- Excerpts from a dataset
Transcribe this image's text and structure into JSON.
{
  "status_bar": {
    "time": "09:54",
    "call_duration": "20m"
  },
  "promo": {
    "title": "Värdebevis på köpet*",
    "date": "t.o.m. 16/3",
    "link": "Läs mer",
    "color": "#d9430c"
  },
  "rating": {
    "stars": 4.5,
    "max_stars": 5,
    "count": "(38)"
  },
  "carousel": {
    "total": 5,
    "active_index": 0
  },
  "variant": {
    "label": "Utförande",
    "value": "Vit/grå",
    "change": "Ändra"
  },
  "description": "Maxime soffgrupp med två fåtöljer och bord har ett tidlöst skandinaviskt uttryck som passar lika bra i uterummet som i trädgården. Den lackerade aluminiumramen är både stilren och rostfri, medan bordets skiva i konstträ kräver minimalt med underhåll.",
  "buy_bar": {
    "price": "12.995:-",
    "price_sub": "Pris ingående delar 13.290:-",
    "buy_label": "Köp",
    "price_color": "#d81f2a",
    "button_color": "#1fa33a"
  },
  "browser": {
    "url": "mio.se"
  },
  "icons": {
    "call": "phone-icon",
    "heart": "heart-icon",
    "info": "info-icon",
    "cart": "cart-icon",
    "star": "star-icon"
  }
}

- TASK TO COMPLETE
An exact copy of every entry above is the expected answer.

- OUTPUT OF THE EXERCISE
Transcribe this image's text and structure into JSON.
{
  "status_bar": {
    "time": "09:54",
    "call_duration": "20m"
  },
  "promo": {
    "title": "Värdebevis på köpet*",
    "date": "t.o.m. 16/3",
    "link": "Läs mer",
    "color": "#d9430c"
  },
  "rating": {
    "stars": 4.5,
    "max_stars": 5,
    "count": "(38)"
  },
  "carousel": {
    "total": 5,
    "active_index": 0
  },
  "variant": {
    "label": "Utförande",
    "value": "Vit/grå",
    "change": "Ändra"
  },
  "description": "Maxime soffgrupp med två fåtöljer och bord har ett tidlöst skandinaviskt uttryck som passar lika bra i uterummet som i trädgården. Den lackerade aluminiumramen är både stilren och rostfri, medan bordets skiva i konstträ kräver minimalt med underhåll.",
  "buy_bar": {
    "price": "12.995:-",
    "price_sub": "Pris ingående delar 13.290:-",
    "buy_label": "Köp",
    "price_color": "#d81f2a",
    "button_color": "#1fa33a"
  },
  "browser": {
    "url": "mio.se"
  },
  "icons": {
    "call": "phone-icon",
    "heart": "heart-icon",
    "info": "info-icon",
    "cart": "cart-icon",
    "star": "star-icon"
  }
}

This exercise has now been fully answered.